### Task item
An exact reproduction of the records is required, with all images left out.

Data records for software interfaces
──────────────────────────────
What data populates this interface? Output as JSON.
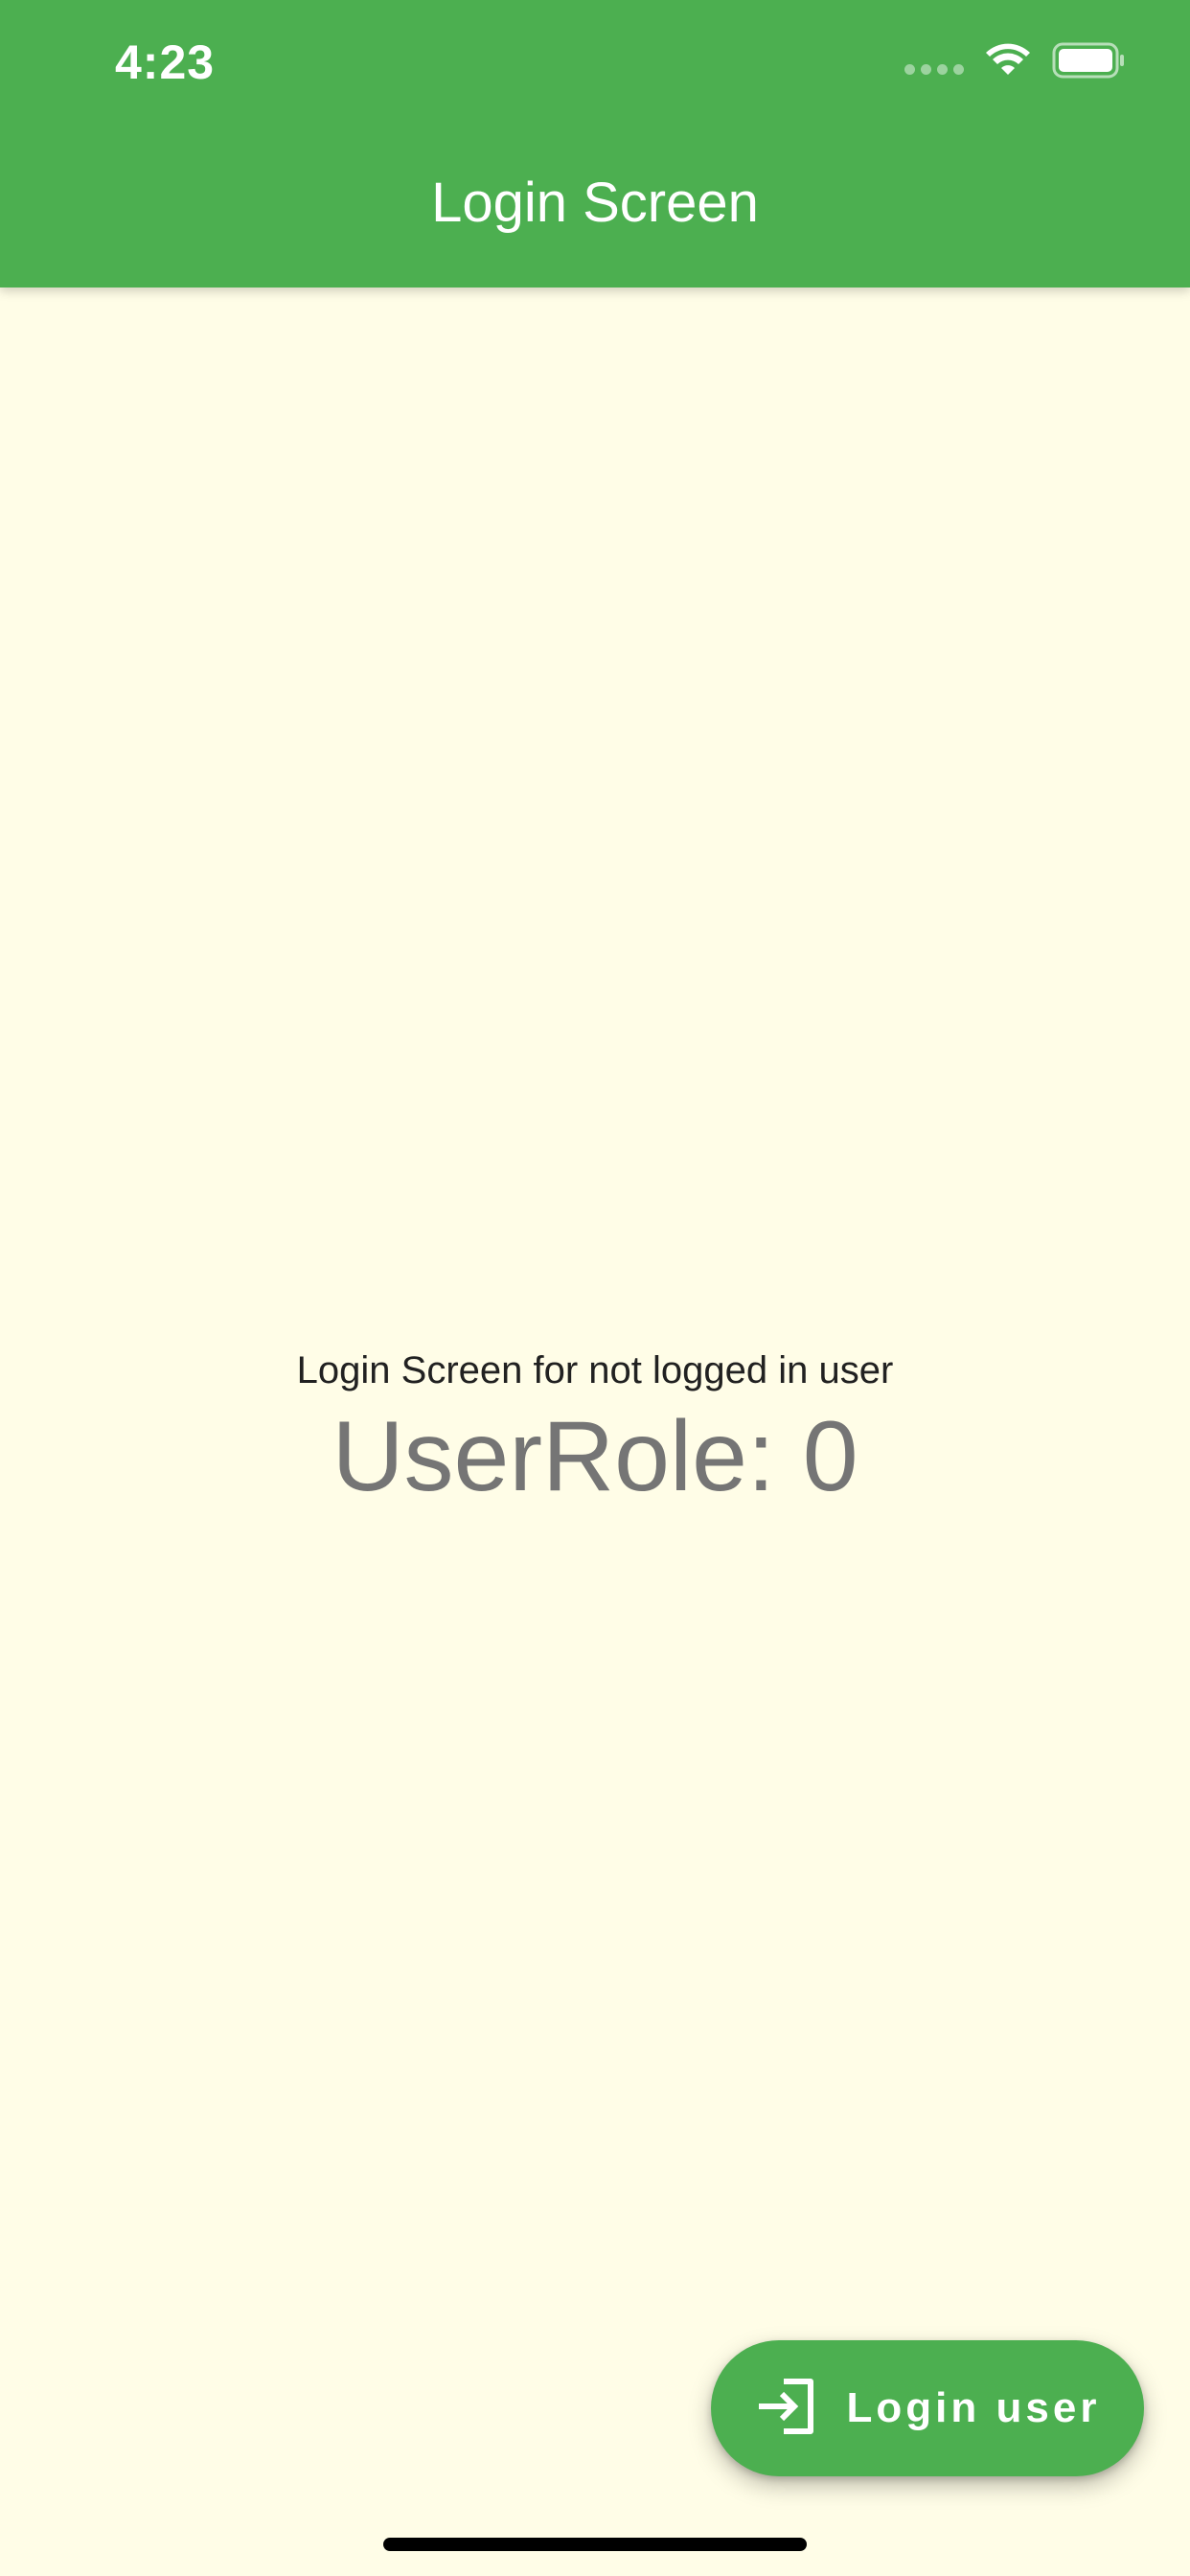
{
  "status_bar": {
    "time": "4:23",
    "icons": [
      "signal-dots-icon",
      "wifi-icon",
      "battery-icon"
    ]
  },
  "app_bar": {
    "title": "Login Screen",
    "color": "#4CAF50"
  },
  "main": {
    "subtitle": "Login Screen for not logged in user",
    "role_text": "UserRole: 0",
    "background": "#FFFDE7"
  },
  "fab": {
    "label": "Login user",
    "icon": "login-icon",
    "color": "#4CAF50"
  }
}
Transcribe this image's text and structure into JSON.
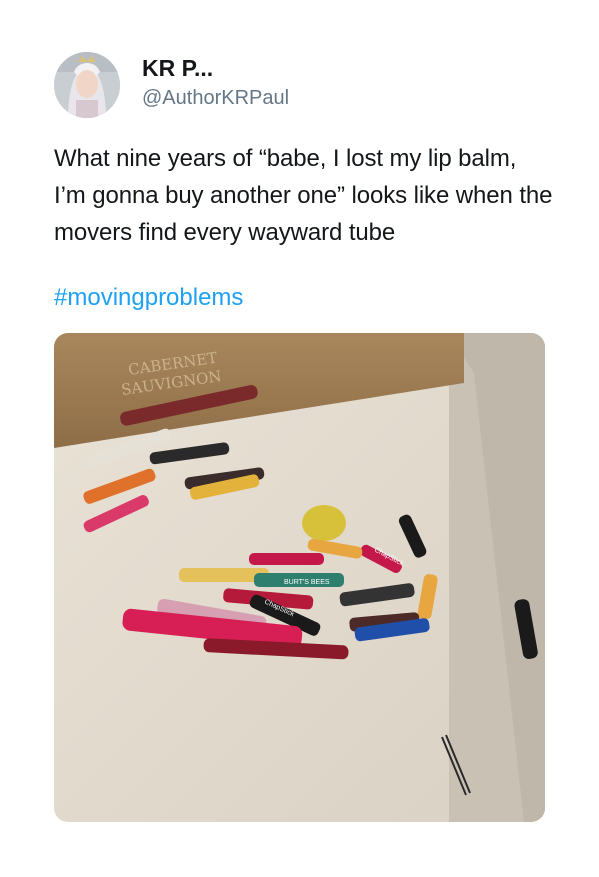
{
  "tweet": {
    "display_name": "KR P...",
    "handle": "@AuthorKRPaul",
    "text": "What nine years of “babe, I lost my lip balm, I’m gonna buy another one” looks like when the movers find every wayward tube",
    "hashtag": "#movingproblems"
  },
  "photo": {
    "crate_text_line1": "CABERNET",
    "crate_text_line2": "SAUVIGNON",
    "tube_label_1": "ChapStick",
    "tube_label_2": "ChapStick",
    "tube_label_3": "BURT'S BEES"
  },
  "colors": {
    "link": "#1da1f2",
    "handle": "#657786",
    "text": "#14171a"
  }
}
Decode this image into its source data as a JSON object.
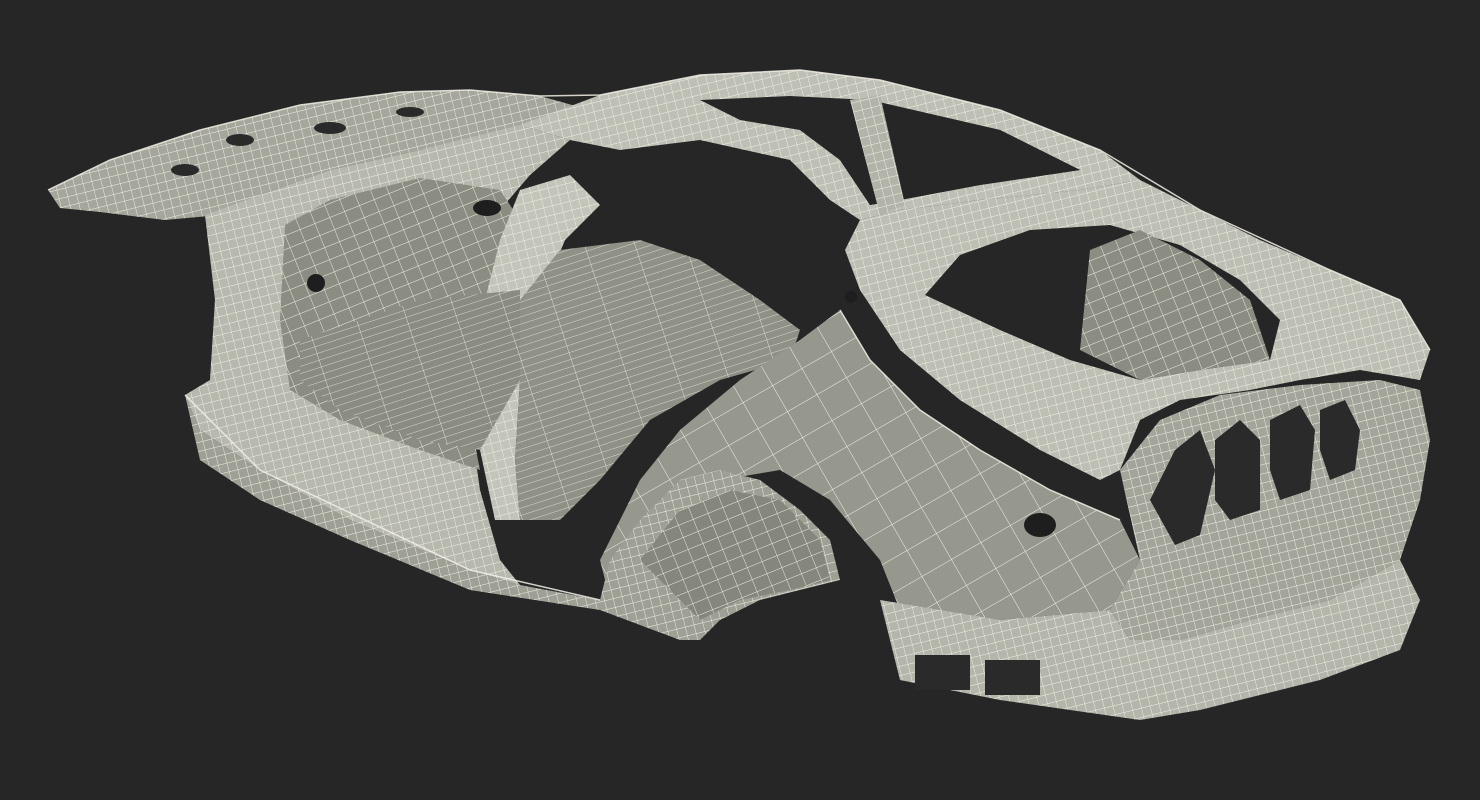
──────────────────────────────
### Solution to the exercise
What data populates this interface? Output as JSON.
{
  "status_bar": {
    "time": "4:23",
    "icons": [
      "signal-dots-icon",
      "wifi-icon",
      "battery-icon"
    ]
  },
  "app_bar": {
    "title": "Login Screen",
    "color": "#4CAF50"
  },
  "main": {
    "subtitle": "Login Screen for not logged in user",
    "role_text": "UserRole: 0",
    "background": "#FFFDE7"
  },
  "fab": {
    "label": "Login user",
    "icon": "login-icon",
    "color": "#4CAF50"
  }
}
Transcribe this image's text and structure into JSON.
{
  "tweet": {
    "display_name": "KR P...",
    "handle": "@AuthorKRPaul",
    "text": "What nine years of “babe, I lost my lip balm, I’m gonna buy another one” looks like when the movers find every wayward tube",
    "hashtag": "#movingproblems"
  },
  "photo": {
    "crate_text_line1": "CABERNET",
    "crate_text_line2": "SAUVIGNON",
    "tube_label_1": "ChapStick",
    "tube_label_2": "ChapStick",
    "tube_label_3": "BURT'S BEES"
  },
  "colors": {
    "link": "#1da1f2",
    "handle": "#657786",
    "text": "#14171a"
  }
}
Decode this image into its source data as a JSON object.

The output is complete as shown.